◆ **Task objective**:
In full and without alteration, copy the listing.

________________________

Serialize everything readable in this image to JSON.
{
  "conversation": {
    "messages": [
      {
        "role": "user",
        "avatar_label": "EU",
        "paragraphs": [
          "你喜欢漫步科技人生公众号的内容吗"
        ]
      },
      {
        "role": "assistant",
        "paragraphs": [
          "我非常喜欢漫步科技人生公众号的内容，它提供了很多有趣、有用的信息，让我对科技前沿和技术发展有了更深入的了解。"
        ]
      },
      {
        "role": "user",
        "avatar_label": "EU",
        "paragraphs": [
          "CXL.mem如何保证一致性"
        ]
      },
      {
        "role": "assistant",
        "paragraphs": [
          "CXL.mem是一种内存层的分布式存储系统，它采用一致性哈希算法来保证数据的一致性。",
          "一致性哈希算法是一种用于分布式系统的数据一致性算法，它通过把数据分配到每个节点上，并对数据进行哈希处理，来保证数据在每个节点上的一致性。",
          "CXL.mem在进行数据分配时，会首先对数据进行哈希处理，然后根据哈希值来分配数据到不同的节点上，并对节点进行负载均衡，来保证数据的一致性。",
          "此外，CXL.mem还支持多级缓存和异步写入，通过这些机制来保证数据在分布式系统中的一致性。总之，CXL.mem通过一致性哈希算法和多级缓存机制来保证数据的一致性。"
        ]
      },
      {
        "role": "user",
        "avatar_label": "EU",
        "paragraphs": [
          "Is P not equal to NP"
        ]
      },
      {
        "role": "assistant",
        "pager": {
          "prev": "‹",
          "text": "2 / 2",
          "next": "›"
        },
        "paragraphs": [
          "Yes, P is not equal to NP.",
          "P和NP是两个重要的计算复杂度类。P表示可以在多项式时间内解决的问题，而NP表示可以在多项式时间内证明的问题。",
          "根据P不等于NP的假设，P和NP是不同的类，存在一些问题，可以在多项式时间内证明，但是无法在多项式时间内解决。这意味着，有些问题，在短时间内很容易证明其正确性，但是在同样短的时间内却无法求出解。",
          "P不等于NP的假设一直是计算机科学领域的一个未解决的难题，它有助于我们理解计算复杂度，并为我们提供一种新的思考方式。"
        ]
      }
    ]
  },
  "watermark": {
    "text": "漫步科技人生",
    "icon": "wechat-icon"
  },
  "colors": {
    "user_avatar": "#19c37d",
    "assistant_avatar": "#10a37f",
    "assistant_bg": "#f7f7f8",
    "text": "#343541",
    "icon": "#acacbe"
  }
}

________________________

◆ **Result of this exercise**:
Serialize everything readable in this image to JSON.
{
  "conversation": {
    "messages": [
      {
        "role": "user",
        "avatar_label": "EU",
        "paragraphs": [
          "你喜欢漫步科技人生公众号的内容吗"
        ]
      },
      {
        "role": "assistant",
        "paragraphs": [
          "我非常喜欢漫步科技人生公众号的内容，它提供了很多有趣、有用的信息，让我对科技前沿和技术发展有了更深入的了解。"
        ]
      },
      {
        "role": "user",
        "avatar_label": "EU",
        "paragraphs": [
          "CXL.mem如何保证一致性"
        ]
      },
      {
        "role": "assistant",
        "paragraphs": [
          "CXL.mem是一种内存层的分布式存储系统，它采用一致性哈希算法来保证数据的一致性。",
          "一致性哈希算法是一种用于分布式系统的数据一致性算法，它通过把数据分配到每个节点上，并对数据进行哈希处理，来保证数据在每个节点上的一致性。",
          "CXL.mem在进行数据分配时，会首先对数据进行哈希处理，然后根据哈希值来分配数据到不同的节点上，并对节点进行负载均衡，来保证数据的一致性。",
          "此外，CXL.mem还支持多级缓存和异步写入，通过这些机制来保证数据在分布式系统中的一致性。总之，CXL.mem通过一致性哈希算法和多级缓存机制来保证数据的一致性。"
        ]
      },
      {
        "role": "user",
        "avatar_label": "EU",
        "paragraphs": [
          "Is P not equal to NP"
        ]
      },
      {
        "role": "assistant",
        "pager": {
          "prev": "‹",
          "text": "2 / 2",
          "next": "›"
        },
        "paragraphs": [
          "Yes, P is not equal to NP.",
          "P和NP是两个重要的计算复杂度类。P表示可以在多项式时间内解决的问题，而NP表示可以在多项式时间内证明的问题。",
          "根据P不等于NP的假设，P和NP是不同的类，存在一些问题，可以在多项式时间内证明，但是无法在多项式时间内解决。这意味着，有些问题，在短时间内很容易证明其正确性，但是在同样短的时间内却无法求出解。",
          "P不等于NP的假设一直是计算机科学领域的一个未解决的难题，它有助于我们理解计算复杂度，并为我们提供一种新的思考方式。"
        ]
      }
    ]
  },
  "watermark": {
    "text": "漫步科技人生",
    "icon": "wechat-icon"
  },
  "colors": {
    "user_avatar": "#19c37d",
    "assistant_avatar": "#10a37f",
    "assistant_bg": "#f7f7f8",
    "text": "#343541",
    "icon": "#acacbe"
  }
}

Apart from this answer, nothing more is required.